REQUIRED WORK: Copy, from the material below, every line in which the word "index" can be found.

EXTRACTED RECORDS:
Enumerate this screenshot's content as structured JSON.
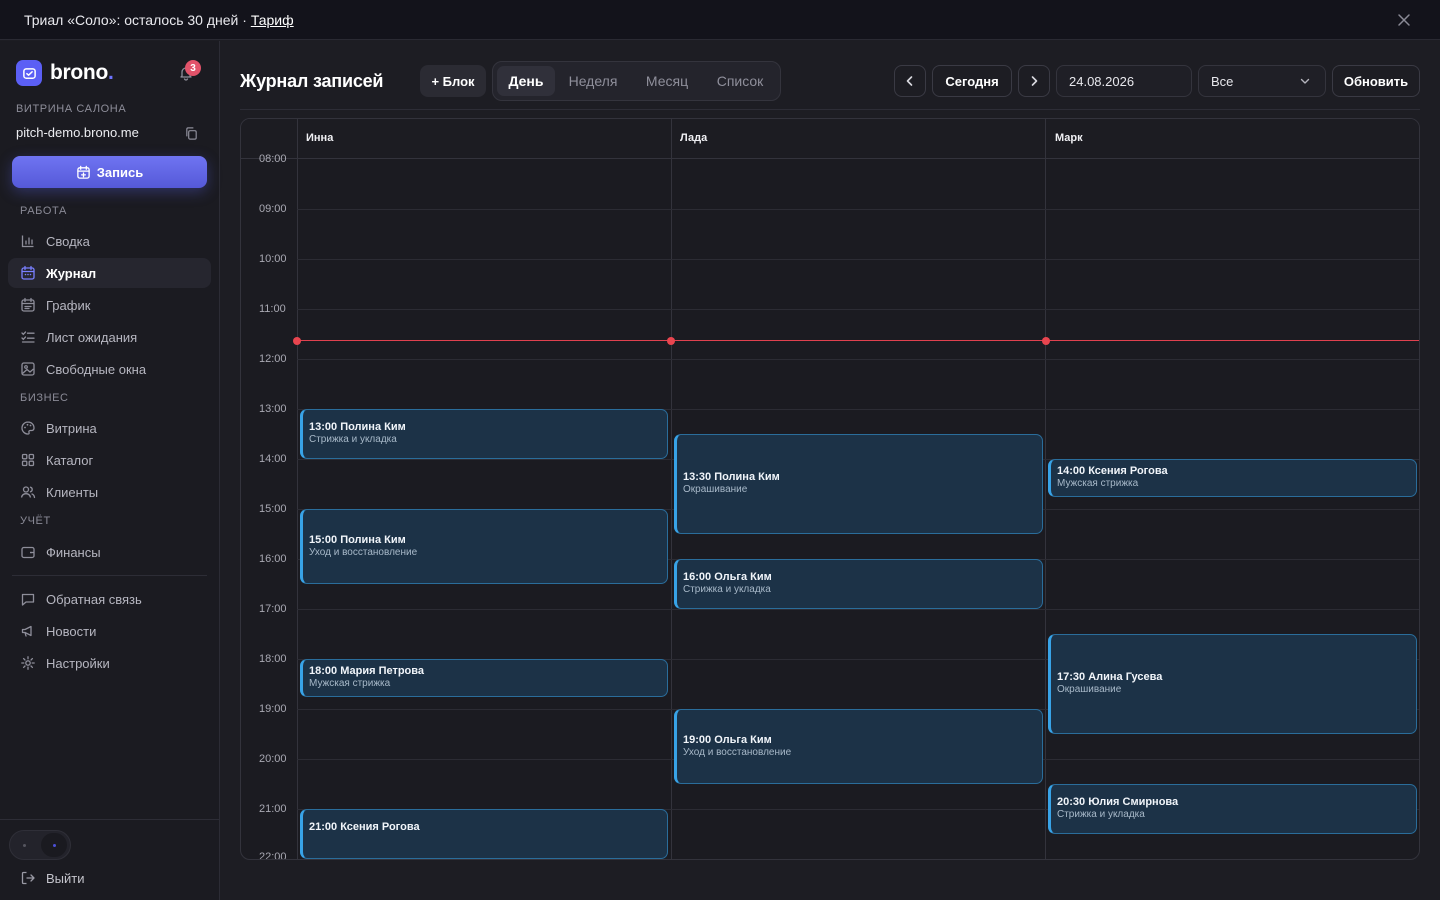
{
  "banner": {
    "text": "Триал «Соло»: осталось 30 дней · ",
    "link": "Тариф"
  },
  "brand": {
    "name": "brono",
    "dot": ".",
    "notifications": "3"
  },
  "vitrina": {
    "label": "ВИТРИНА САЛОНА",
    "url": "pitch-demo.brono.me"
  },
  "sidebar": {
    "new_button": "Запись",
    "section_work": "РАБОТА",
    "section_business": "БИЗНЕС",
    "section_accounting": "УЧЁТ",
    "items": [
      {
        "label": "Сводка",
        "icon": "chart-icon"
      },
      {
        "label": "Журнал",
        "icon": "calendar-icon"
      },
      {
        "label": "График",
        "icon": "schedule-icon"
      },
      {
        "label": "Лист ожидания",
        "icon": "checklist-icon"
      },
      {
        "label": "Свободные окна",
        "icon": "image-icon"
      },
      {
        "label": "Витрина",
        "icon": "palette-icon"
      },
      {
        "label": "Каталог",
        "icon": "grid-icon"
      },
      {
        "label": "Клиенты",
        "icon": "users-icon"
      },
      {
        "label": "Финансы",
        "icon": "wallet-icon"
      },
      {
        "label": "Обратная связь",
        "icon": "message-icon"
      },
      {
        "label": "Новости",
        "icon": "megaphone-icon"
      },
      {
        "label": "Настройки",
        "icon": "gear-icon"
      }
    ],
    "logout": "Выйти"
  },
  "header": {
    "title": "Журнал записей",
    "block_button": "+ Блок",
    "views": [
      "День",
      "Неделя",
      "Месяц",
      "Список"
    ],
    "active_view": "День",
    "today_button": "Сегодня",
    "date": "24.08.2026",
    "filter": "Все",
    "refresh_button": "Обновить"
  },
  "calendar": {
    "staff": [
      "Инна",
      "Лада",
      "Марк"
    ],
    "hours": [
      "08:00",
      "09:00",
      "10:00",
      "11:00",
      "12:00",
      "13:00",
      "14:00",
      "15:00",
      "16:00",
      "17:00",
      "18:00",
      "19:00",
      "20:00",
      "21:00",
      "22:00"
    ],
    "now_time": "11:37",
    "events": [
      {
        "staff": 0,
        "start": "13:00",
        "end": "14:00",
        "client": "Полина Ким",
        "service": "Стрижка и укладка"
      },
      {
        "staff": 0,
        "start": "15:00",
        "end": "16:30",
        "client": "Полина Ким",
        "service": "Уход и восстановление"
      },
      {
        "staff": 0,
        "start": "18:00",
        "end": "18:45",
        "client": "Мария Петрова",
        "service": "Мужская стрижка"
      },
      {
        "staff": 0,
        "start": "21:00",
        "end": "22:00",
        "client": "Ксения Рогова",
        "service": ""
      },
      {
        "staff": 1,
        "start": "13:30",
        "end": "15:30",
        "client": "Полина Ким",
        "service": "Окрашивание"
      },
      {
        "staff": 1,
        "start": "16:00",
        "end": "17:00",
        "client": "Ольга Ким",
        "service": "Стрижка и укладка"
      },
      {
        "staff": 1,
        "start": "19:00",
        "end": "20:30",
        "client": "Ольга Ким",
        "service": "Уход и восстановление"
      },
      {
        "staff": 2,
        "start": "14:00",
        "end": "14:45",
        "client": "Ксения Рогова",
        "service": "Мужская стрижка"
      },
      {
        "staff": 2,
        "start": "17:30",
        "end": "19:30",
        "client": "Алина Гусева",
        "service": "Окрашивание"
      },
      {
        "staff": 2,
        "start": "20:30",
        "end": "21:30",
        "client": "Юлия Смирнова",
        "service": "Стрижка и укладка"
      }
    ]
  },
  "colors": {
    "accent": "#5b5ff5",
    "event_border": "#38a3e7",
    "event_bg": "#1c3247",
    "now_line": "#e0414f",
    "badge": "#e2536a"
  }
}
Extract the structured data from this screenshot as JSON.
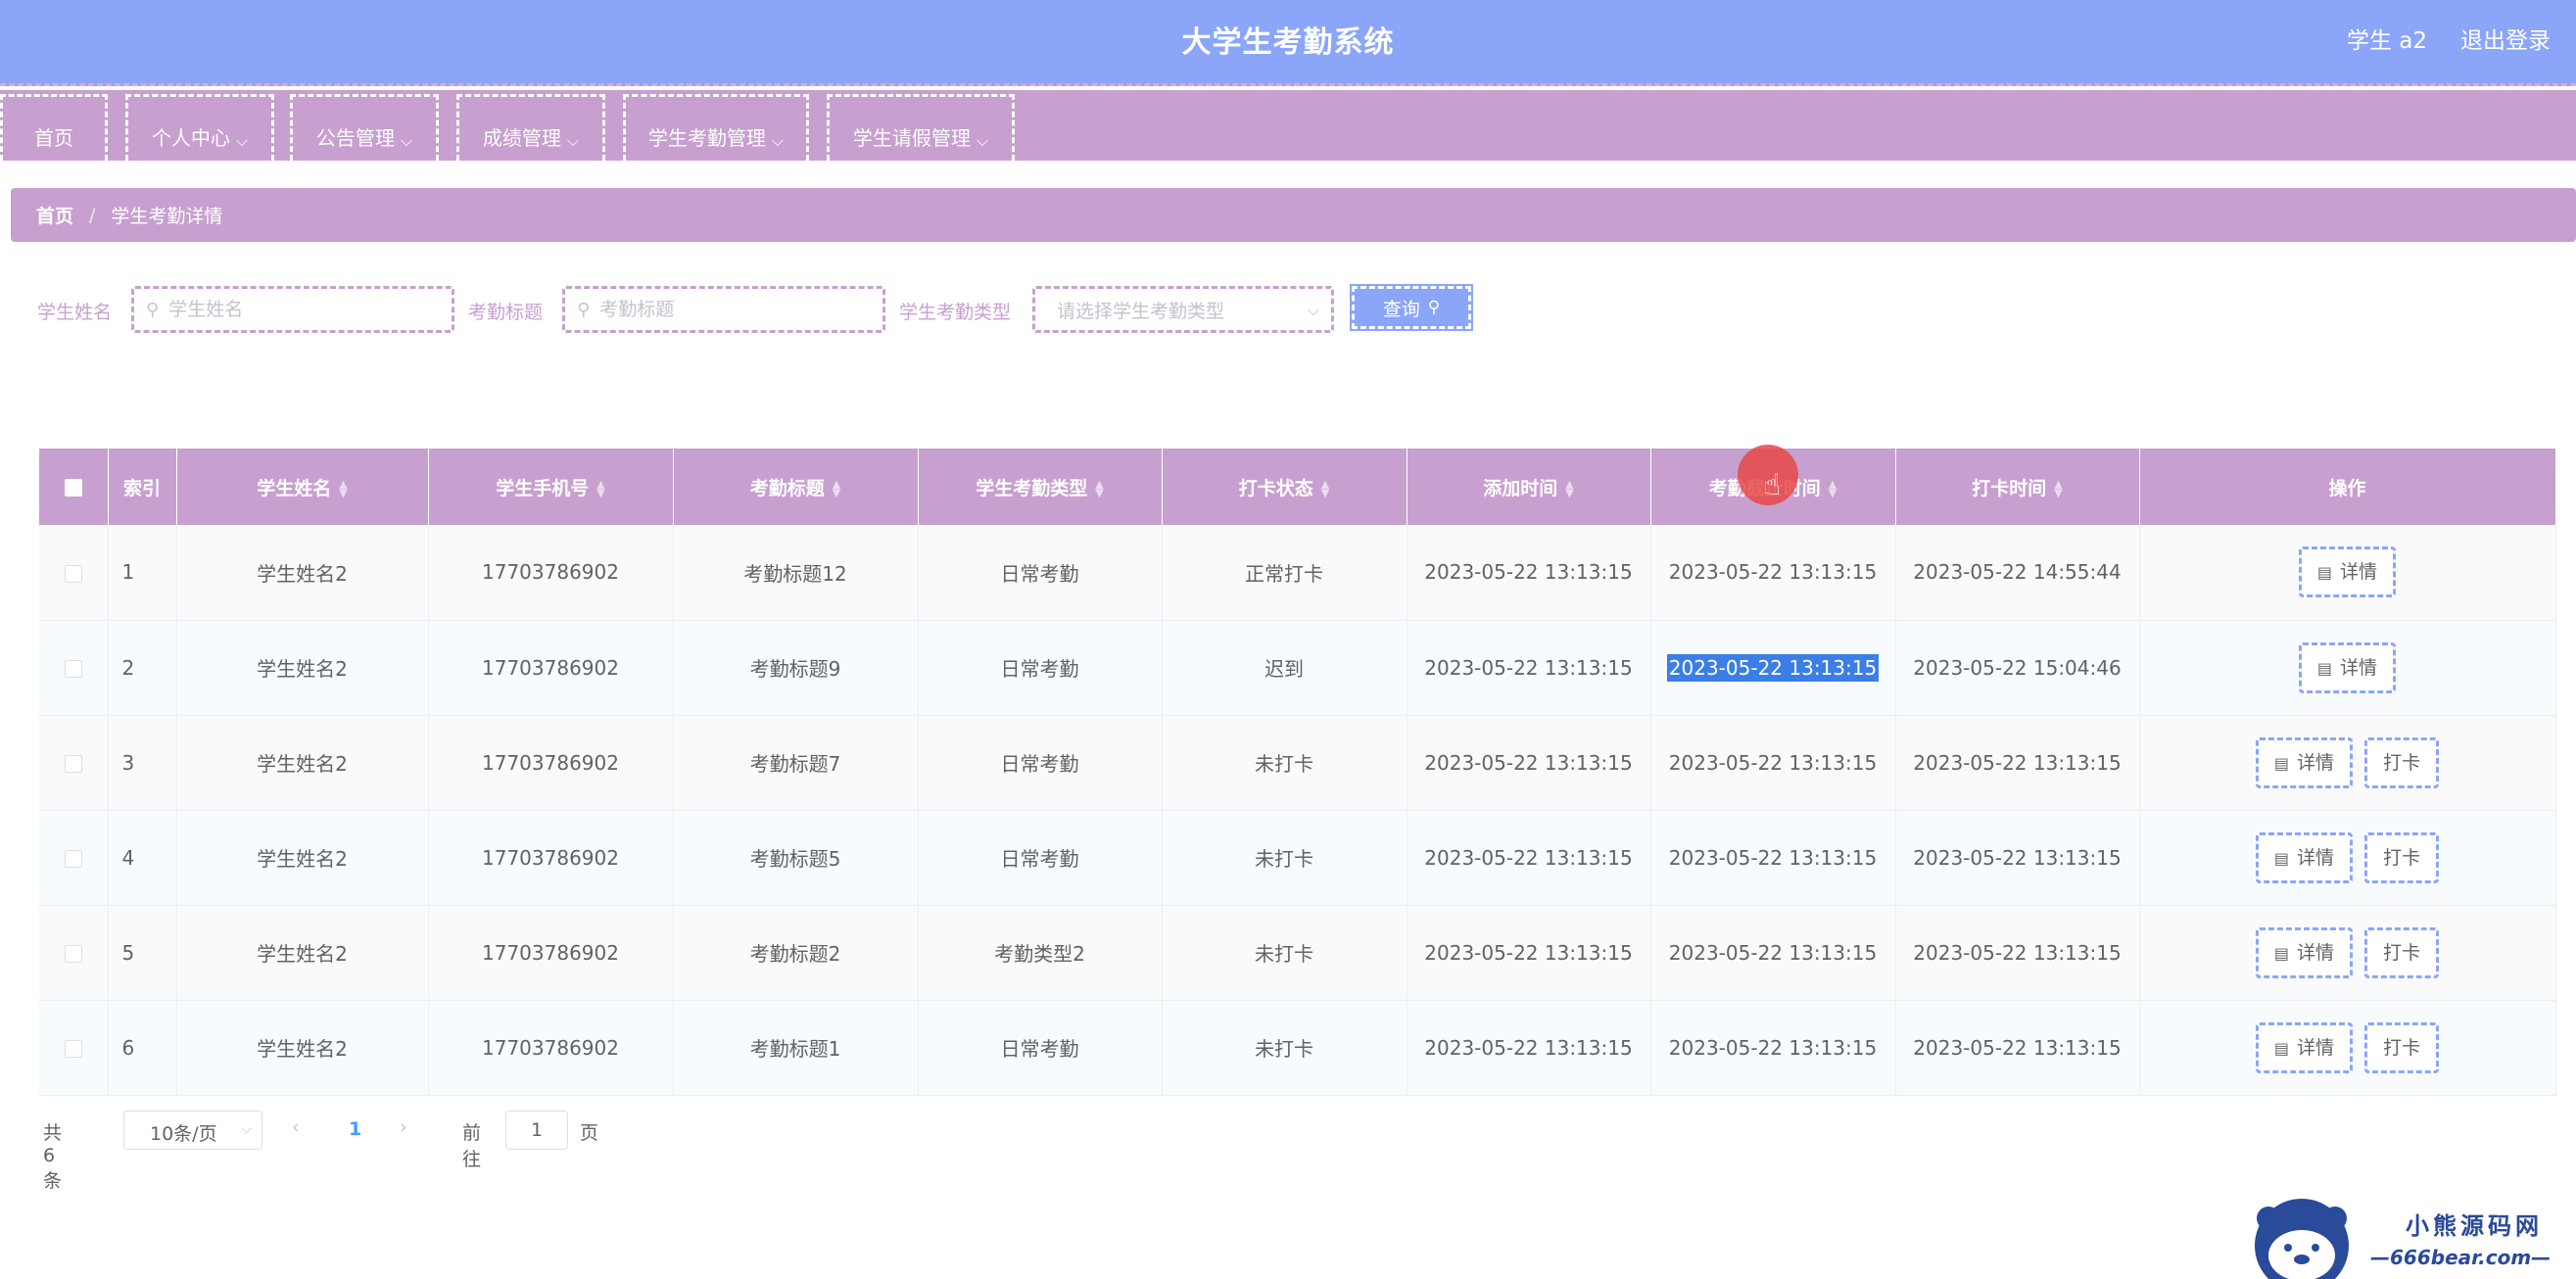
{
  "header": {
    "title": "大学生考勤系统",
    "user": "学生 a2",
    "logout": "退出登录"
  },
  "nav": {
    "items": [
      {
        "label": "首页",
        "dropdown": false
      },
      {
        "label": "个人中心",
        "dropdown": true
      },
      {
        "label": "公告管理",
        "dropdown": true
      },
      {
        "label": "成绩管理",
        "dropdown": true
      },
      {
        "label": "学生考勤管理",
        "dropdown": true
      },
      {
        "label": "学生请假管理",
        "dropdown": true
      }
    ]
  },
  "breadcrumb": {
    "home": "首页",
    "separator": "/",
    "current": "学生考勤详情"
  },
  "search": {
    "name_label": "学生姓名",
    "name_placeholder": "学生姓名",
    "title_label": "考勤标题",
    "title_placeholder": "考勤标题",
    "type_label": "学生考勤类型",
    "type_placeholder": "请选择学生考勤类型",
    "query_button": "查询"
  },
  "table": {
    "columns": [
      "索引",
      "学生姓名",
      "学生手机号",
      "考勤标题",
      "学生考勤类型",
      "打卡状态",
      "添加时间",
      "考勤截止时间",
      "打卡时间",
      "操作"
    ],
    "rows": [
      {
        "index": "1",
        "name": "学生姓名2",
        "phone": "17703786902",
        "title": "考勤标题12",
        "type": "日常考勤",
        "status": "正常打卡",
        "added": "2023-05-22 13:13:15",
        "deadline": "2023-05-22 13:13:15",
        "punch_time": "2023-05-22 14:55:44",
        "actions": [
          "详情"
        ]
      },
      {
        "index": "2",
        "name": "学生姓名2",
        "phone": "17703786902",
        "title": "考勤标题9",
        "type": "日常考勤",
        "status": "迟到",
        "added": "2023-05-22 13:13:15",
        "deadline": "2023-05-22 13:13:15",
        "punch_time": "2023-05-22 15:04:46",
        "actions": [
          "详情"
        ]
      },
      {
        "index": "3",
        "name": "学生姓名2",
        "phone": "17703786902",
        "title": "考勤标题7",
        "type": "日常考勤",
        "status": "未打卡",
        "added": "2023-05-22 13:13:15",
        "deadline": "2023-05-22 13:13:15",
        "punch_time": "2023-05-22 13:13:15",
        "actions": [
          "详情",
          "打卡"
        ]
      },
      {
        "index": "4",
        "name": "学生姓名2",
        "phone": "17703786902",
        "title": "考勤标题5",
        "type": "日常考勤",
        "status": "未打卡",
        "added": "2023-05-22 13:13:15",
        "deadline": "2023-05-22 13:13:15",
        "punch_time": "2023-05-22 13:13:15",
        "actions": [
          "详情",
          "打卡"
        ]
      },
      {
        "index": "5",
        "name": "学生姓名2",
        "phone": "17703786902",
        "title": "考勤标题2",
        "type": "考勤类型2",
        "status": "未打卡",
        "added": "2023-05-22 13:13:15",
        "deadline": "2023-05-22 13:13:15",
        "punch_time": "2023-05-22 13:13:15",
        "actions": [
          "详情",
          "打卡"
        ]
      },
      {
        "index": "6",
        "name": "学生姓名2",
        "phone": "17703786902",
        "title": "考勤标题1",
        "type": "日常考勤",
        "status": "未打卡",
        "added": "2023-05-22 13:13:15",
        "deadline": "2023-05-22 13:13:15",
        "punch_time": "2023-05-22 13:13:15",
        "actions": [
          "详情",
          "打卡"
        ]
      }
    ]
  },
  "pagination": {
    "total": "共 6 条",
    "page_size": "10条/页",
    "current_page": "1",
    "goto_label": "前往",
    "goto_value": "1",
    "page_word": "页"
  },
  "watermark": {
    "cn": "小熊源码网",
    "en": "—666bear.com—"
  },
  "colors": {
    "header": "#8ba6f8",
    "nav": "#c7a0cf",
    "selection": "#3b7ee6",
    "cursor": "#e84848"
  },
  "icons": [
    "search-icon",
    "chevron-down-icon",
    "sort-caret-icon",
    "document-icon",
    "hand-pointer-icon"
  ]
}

RESPONSE TO THE TASK:
        "index": "1",
        "index": "2",
        "index": "3",
        "index": "4",
        "index": "5",
        "index": "6",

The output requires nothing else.